Task requirements: Wherever the word "sonnet" appears in a line of the records, copy that line.

Dataset entries:
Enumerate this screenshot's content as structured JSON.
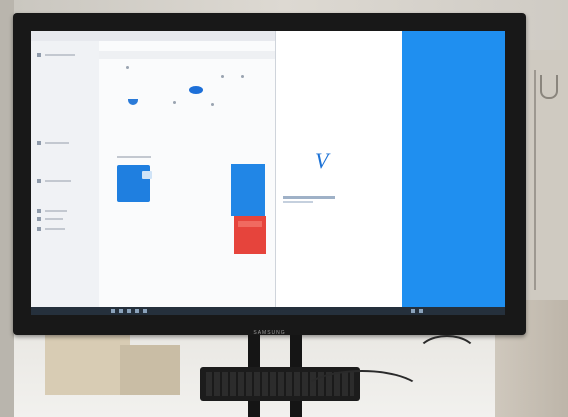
{
  "monitor": {
    "brand": "SAMSUNG"
  },
  "colors": {
    "accent_blue": "#1f8ff0",
    "tile_blue": "#2186e6",
    "tile_red": "#e6443c",
    "taskbar": "#25303c"
  },
  "icons": {
    "logo_mark": "stylized-v-logo-icon",
    "red_tile": "red-app-tile-icon",
    "blue_tile": "blue-app-tile-icon",
    "blue_pill": "blue-pill-icon"
  }
}
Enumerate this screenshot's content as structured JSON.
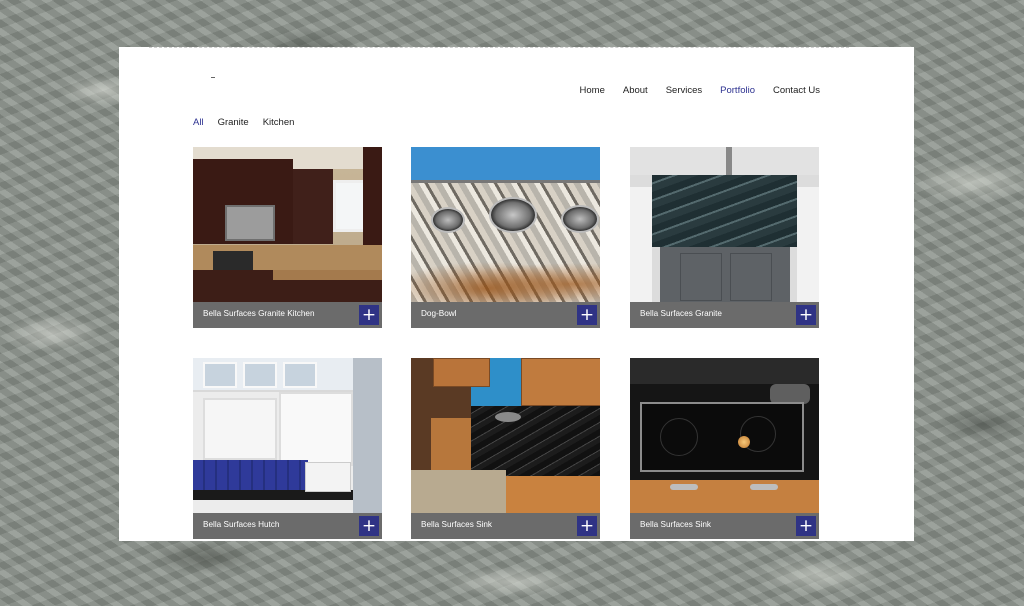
{
  "nav": {
    "items": [
      "Home",
      "About",
      "Services",
      "Portfolio",
      "Contact Us"
    ],
    "active": "Portfolio"
  },
  "filters": {
    "items": [
      "All",
      "Granite",
      "Kitchen"
    ],
    "active": "All"
  },
  "portfolio": {
    "items": [
      {
        "title": "Bella Surfaces Granite Kitchen",
        "expand_icon": "plus"
      },
      {
        "title": "Dog-Bowl",
        "expand_icon": "plus"
      },
      {
        "title": "Bella Surfaces Granite",
        "expand_icon": "plus"
      },
      {
        "title": "Bella Surfaces Hutch",
        "expand_icon": "plus"
      },
      {
        "title": "Bella Surfaces Sink",
        "expand_icon": "plus"
      },
      {
        "title": "Bella Surfaces Sink",
        "expand_icon": "plus"
      }
    ]
  },
  "colors": {
    "accent": "#2f3385",
    "caption_bar": "#6b6b6b",
    "active_link": "#2d3290"
  }
}
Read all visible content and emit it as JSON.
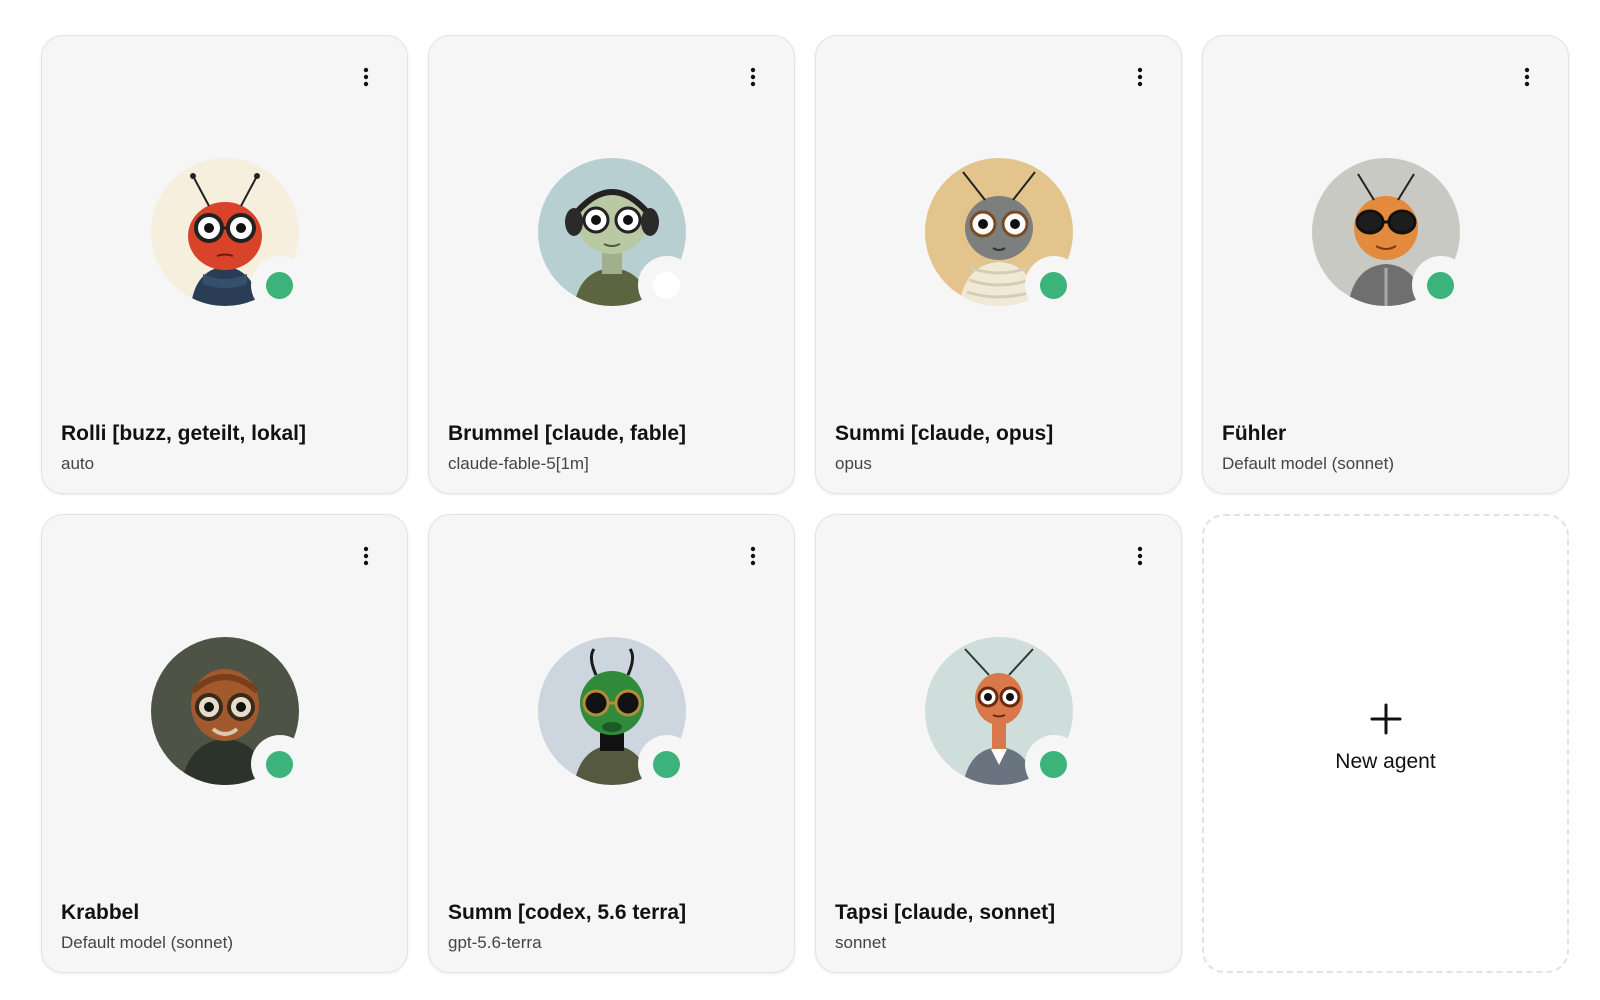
{
  "agents": [
    {
      "name": "Rolli [buzz, geteilt, lokal]",
      "model": "auto",
      "avatar_icon": "ladybug-with-glasses-icon",
      "avatar_bg": "#f6efdd",
      "creature_color": "#d9432a",
      "status_color": "#3bb37a",
      "status": "online"
    },
    {
      "name": "Brummel [claude, fable]",
      "model": "claude-fable-5[1m]",
      "avatar_icon": "mantis-with-headphones-icon",
      "avatar_bg": "#b8cfd2",
      "creature_color": "#b9c9a4",
      "status_color": "#ffffff",
      "status": "offline"
    },
    {
      "name": "Summi [claude, opus]",
      "model": "opus",
      "avatar_icon": "fly-with-turtleneck-icon",
      "avatar_bg": "#e3c48c",
      "creature_color": "#7d7f7f",
      "status_color": "#3bb37a",
      "status": "online"
    },
    {
      "name": "Fühler",
      "model": "Default model (sonnet)",
      "avatar_icon": "ant-with-sunglasses-icon",
      "avatar_bg": "#c9c9c3",
      "creature_color": "#e48a3c",
      "status_color": "#3bb37a",
      "status": "online"
    },
    {
      "name": "Krabbel",
      "model": "Default model (sonnet)",
      "avatar_icon": "beetle-with-goggles-icon",
      "avatar_bg": "#4d5446",
      "creature_color": "#a3592e",
      "status_color": "#3bb37a",
      "status": "online"
    },
    {
      "name": "Summ [codex, 5.6 terra]",
      "model": "gpt-5.6-terra",
      "avatar_icon": "green-alien-bug-icon",
      "avatar_bg": "#cdd5de",
      "creature_color": "#2f8a3a",
      "status_color": "#3bb37a",
      "status": "online"
    },
    {
      "name": "Tapsi [claude, sonnet]",
      "model": "sonnet",
      "avatar_icon": "ant-with-shirt-icon",
      "avatar_bg": "#cfdedb",
      "creature_color": "#d9784a",
      "status_color": "#3bb37a",
      "status": "online"
    }
  ],
  "new_agent": {
    "label": "New agent",
    "icon": "plus-icon"
  },
  "menu_icon": "more-vertical-icon"
}
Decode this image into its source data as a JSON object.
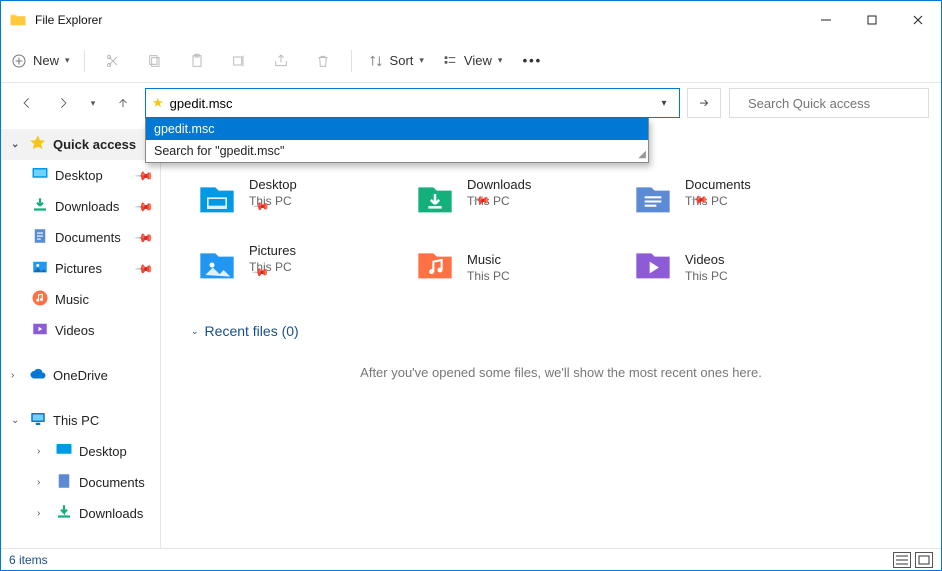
{
  "title": "File Explorer",
  "toolbar": {
    "new": "New",
    "sort": "Sort",
    "view": "View"
  },
  "address": {
    "value": "gpedit.msc",
    "suggestion_selected": "gpedit.msc",
    "suggestion_search": "Search for \"gpedit.msc\""
  },
  "search": {
    "placeholder": "Search Quick access"
  },
  "sidebar": {
    "quick_access": "Quick access",
    "desktop": "Desktop",
    "downloads": "Downloads",
    "documents": "Documents",
    "pictures": "Pictures",
    "music": "Music",
    "videos": "Videos",
    "onedrive": "OneDrive",
    "this_pc": "This PC",
    "tp_desktop": "Desktop",
    "tp_documents": "Documents",
    "tp_downloads": "Downloads"
  },
  "folders": [
    {
      "name": "Desktop",
      "sub": "This PC",
      "pinned": true,
      "color": "#0099e5",
      "glyph": "desktop"
    },
    {
      "name": "Downloads",
      "sub": "This PC",
      "pinned": true,
      "color": "#14b07b",
      "glyph": "download"
    },
    {
      "name": "Documents",
      "sub": "This PC",
      "pinned": true,
      "color": "#5b8bd4",
      "glyph": "doc"
    },
    {
      "name": "Pictures",
      "sub": "This PC",
      "pinned": true,
      "color": "#2196f3",
      "glyph": "picture"
    },
    {
      "name": "Music",
      "sub": "This PC",
      "pinned": false,
      "color": "#ff7043",
      "glyph": "music"
    },
    {
      "name": "Videos",
      "sub": "This PC",
      "pinned": false,
      "color": "#8e5bd6",
      "glyph": "video"
    }
  ],
  "recent": {
    "header": "Recent files (0)",
    "empty": "After you've opened some files, we'll show the most recent ones here."
  },
  "status": {
    "count": "6 items"
  }
}
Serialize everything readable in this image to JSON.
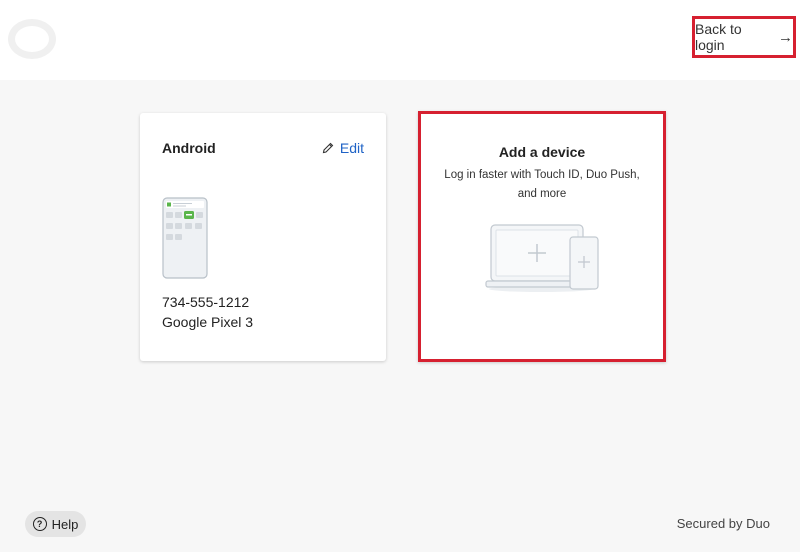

Exercise answer:
      "model": "Default model (sonnet)",
      "model": "Default model (sonnet)",
      "name": "Tapsi [claude, sonnet]",
      "model": "sonnet",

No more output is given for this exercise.